> [DATASET ENTRIES]
►

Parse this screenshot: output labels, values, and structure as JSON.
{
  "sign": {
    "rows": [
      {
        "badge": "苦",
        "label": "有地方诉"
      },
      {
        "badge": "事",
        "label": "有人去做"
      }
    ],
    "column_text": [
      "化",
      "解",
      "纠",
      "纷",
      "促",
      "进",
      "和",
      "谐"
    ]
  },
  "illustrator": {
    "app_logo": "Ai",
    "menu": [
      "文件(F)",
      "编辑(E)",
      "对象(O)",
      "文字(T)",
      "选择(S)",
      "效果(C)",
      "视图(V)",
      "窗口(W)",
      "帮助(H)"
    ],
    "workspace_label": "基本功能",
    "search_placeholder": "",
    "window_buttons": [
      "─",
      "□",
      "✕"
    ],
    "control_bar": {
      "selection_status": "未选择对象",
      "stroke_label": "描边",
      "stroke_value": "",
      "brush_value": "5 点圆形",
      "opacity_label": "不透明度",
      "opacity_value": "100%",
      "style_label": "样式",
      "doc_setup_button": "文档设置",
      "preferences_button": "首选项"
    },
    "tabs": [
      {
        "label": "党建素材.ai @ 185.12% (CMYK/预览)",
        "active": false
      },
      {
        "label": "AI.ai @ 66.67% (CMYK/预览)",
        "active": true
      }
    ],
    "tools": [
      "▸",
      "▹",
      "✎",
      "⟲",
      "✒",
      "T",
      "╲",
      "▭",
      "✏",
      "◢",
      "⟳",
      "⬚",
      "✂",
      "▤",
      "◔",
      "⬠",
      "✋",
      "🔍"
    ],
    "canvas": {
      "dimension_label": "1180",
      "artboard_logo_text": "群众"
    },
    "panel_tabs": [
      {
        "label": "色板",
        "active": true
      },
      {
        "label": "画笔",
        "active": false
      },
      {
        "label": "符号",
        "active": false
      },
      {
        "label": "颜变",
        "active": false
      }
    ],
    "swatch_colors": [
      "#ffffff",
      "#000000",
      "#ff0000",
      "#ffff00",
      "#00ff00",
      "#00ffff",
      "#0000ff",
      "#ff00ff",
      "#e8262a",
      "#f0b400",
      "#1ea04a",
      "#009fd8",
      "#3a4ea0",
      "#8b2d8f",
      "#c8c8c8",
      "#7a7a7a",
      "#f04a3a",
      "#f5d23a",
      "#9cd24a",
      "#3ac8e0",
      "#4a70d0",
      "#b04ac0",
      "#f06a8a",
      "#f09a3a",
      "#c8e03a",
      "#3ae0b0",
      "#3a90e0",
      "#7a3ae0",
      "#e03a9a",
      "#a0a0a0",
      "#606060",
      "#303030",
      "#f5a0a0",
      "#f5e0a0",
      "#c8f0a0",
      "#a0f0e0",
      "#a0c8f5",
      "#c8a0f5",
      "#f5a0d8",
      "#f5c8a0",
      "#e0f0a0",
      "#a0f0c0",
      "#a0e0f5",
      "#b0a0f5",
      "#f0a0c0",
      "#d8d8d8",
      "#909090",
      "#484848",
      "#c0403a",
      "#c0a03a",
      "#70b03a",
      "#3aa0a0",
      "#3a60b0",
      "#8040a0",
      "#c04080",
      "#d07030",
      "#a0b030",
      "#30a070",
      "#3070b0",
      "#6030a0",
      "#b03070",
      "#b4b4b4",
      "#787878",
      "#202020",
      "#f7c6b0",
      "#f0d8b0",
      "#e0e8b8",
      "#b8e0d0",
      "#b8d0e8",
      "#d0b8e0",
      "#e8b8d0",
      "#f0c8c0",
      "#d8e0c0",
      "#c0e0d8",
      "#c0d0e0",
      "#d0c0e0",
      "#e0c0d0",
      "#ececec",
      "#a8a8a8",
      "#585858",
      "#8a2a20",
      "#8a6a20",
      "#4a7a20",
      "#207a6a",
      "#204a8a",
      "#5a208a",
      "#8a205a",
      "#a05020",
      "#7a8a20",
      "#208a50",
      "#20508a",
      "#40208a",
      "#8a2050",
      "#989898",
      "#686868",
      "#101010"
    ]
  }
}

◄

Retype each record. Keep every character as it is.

Parse this screenshot: output labels, values, and structure as JSON.
{
  "sign": {
    "rows": [
      {
        "badge": "苦",
        "label": "有地方诉"
      },
      {
        "badge": "事",
        "label": "有人去做"
      }
    ],
    "column_text": [
      "化",
      "解",
      "纠",
      "纷",
      "促",
      "进",
      "和",
      "谐"
    ]
  },
  "illustrator": {
    "app_logo": "Ai",
    "menu": [
      "文件(F)",
      "编辑(E)",
      "对象(O)",
      "文字(T)",
      "选择(S)",
      "效果(C)",
      "视图(V)",
      "窗口(W)",
      "帮助(H)"
    ],
    "workspace_label": "基本功能",
    "search_placeholder": "",
    "window_buttons": [
      "─",
      "□",
      "✕"
    ],
    "control_bar": {
      "selection_status": "未选择对象",
      "stroke_label": "描边",
      "stroke_value": "",
      "brush_value": "5 点圆形",
      "opacity_label": "不透明度",
      "opacity_value": "100%",
      "style_label": "样式",
      "doc_setup_button": "文档设置",
      "preferences_button": "首选项"
    },
    "tabs": [
      {
        "label": "党建素材.ai @ 185.12% (CMYK/预览)",
        "active": false
      },
      {
        "label": "AI.ai @ 66.67% (CMYK/预览)",
        "active": true
      }
    ],
    "tools": [
      "▸",
      "▹",
      "✎",
      "⟲",
      "✒",
      "T",
      "╲",
      "▭",
      "✏",
      "◢",
      "⟳",
      "⬚",
      "✂",
      "▤",
      "◔",
      "⬠",
      "✋",
      "🔍"
    ],
    "canvas": {
      "dimension_label": "1180",
      "artboard_logo_text": "群众"
    },
    "panel_tabs": [
      {
        "label": "色板",
        "active": true
      },
      {
        "label": "画笔",
        "active": false
      },
      {
        "label": "符号",
        "active": false
      },
      {
        "label": "颜变",
        "active": false
      }
    ],
    "swatch_colors": [
      "#ffffff",
      "#000000",
      "#ff0000",
      "#ffff00",
      "#00ff00",
      "#00ffff",
      "#0000ff",
      "#ff00ff",
      "#e8262a",
      "#f0b400",
      "#1ea04a",
      "#009fd8",
      "#3a4ea0",
      "#8b2d8f",
      "#c8c8c8",
      "#7a7a7a",
      "#f04a3a",
      "#f5d23a",
      "#9cd24a",
      "#3ac8e0",
      "#4a70d0",
      "#b04ac0",
      "#f06a8a",
      "#f09a3a",
      "#c8e03a",
      "#3ae0b0",
      "#3a90e0",
      "#7a3ae0",
      "#e03a9a",
      "#a0a0a0",
      "#606060",
      "#303030",
      "#f5a0a0",
      "#f5e0a0",
      "#c8f0a0",
      "#a0f0e0",
      "#a0c8f5",
      "#c8a0f5",
      "#f5a0d8",
      "#f5c8a0",
      "#e0f0a0",
      "#a0f0c0",
      "#a0e0f5",
      "#b0a0f5",
      "#f0a0c0",
      "#d8d8d8",
      "#909090",
      "#484848",
      "#c0403a",
      "#c0a03a",
      "#70b03a",
      "#3aa0a0",
      "#3a60b0",
      "#8040a0",
      "#c04080",
      "#d07030",
      "#a0b030",
      "#30a070",
      "#3070b0",
      "#6030a0",
      "#b03070",
      "#b4b4b4",
      "#787878",
      "#202020",
      "#f7c6b0",
      "#f0d8b0",
      "#e0e8b8",
      "#b8e0d0",
      "#b8d0e8",
      "#d0b8e0",
      "#e8b8d0",
      "#f0c8c0",
      "#d8e0c0",
      "#c0e0d8",
      "#c0d0e0",
      "#d0c0e0",
      "#e0c0d0",
      "#ececec",
      "#a8a8a8",
      "#585858",
      "#8a2a20",
      "#8a6a20",
      "#4a7a20",
      "#207a6a",
      "#204a8a",
      "#5a208a",
      "#8a205a",
      "#a05020",
      "#7a8a20",
      "#208a50",
      "#20508a",
      "#40208a",
      "#8a2050",
      "#989898",
      "#686868",
      "#101010"
    ]
  }
}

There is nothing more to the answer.